[Saved entries]
--- --- ---

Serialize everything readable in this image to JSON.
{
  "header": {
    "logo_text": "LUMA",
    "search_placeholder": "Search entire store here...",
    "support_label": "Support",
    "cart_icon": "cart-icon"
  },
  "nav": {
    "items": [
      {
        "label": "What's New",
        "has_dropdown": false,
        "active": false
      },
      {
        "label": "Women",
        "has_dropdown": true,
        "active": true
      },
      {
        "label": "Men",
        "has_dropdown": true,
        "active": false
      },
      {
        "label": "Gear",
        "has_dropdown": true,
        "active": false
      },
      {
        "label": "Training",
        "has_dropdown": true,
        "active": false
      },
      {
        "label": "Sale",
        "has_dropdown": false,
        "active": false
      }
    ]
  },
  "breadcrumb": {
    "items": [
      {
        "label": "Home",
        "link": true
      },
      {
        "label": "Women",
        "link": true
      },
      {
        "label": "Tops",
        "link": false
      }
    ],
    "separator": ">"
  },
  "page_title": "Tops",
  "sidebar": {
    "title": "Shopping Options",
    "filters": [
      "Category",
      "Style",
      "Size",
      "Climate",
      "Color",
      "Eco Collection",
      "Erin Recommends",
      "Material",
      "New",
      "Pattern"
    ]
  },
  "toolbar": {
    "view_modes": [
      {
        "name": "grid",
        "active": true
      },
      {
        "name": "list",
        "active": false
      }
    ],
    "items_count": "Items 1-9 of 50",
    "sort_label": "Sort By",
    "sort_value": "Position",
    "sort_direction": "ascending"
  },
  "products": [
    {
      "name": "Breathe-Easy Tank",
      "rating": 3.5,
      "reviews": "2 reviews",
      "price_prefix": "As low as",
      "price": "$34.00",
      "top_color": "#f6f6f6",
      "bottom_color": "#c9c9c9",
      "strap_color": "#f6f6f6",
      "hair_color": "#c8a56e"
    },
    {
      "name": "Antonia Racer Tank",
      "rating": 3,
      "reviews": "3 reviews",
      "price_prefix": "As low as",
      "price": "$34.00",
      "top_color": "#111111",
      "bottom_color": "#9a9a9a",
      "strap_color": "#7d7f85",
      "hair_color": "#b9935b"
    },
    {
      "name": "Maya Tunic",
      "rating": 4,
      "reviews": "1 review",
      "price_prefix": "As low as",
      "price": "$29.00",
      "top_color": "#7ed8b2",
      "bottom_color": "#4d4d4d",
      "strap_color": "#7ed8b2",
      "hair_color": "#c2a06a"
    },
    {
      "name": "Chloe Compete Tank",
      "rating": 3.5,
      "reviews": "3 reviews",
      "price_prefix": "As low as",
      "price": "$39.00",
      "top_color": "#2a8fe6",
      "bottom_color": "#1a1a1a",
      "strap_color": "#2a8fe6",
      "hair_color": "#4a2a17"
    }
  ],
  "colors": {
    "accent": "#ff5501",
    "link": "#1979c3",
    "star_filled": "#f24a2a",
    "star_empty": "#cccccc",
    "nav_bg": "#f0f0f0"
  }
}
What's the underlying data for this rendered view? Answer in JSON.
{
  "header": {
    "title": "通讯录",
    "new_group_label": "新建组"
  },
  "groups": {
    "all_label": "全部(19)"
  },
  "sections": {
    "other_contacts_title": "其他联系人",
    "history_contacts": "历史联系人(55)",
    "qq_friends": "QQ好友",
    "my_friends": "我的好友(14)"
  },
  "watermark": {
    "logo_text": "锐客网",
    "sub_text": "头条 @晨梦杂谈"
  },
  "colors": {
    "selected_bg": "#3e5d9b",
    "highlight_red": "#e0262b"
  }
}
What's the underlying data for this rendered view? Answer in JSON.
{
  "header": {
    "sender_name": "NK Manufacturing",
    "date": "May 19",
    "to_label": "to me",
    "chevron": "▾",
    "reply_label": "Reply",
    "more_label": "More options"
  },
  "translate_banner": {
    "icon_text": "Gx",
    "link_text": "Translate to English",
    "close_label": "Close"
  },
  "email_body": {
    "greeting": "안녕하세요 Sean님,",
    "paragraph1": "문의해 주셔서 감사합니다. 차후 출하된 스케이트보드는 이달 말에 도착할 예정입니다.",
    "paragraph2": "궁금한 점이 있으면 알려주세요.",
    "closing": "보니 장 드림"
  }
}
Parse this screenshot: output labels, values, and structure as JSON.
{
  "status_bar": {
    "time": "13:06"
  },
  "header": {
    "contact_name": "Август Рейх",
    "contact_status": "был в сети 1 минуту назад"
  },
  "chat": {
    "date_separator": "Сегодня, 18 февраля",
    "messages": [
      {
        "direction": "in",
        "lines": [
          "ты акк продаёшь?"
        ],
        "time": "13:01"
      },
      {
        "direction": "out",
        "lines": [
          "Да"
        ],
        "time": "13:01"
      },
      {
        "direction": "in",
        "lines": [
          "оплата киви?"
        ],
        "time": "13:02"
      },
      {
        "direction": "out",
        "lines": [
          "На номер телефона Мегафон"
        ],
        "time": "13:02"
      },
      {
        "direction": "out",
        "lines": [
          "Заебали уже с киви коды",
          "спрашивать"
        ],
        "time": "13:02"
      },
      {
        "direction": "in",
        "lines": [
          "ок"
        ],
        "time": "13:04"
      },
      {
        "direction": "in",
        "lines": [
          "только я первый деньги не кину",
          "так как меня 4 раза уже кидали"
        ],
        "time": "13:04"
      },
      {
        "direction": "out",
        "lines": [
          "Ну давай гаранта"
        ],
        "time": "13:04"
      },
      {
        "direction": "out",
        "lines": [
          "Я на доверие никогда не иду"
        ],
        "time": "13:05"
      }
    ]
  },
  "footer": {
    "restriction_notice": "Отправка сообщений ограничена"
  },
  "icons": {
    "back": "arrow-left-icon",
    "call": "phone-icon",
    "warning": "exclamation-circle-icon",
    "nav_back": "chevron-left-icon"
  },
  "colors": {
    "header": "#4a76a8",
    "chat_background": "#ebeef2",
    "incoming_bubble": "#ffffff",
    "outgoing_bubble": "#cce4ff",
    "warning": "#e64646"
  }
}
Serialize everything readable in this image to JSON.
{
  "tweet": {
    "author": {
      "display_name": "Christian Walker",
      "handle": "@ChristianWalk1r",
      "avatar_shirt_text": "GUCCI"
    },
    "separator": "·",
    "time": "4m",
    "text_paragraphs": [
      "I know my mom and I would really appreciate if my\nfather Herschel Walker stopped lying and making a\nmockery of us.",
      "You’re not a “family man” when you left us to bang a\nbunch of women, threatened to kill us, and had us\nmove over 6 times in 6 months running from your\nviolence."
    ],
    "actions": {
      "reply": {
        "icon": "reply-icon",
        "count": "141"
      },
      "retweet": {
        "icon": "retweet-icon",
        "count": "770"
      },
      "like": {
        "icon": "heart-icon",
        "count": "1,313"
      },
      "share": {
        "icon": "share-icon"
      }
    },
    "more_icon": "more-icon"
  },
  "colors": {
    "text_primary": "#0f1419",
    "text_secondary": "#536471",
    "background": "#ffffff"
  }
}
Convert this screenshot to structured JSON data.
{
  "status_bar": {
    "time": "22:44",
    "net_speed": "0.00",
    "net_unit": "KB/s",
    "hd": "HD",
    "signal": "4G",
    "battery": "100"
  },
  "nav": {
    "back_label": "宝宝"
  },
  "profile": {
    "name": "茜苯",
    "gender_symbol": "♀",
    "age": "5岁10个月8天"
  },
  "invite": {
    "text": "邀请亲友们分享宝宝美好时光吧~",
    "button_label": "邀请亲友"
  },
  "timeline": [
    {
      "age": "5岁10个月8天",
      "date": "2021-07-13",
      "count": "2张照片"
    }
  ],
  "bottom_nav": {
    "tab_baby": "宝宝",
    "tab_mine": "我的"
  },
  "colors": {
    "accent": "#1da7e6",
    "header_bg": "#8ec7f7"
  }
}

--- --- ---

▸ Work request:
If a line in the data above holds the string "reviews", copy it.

▸ Result:
      "reviews": "2 reviews",
      "reviews": "3 reviews",
      "reviews": "1 review",
      "reviews": "3 reviews",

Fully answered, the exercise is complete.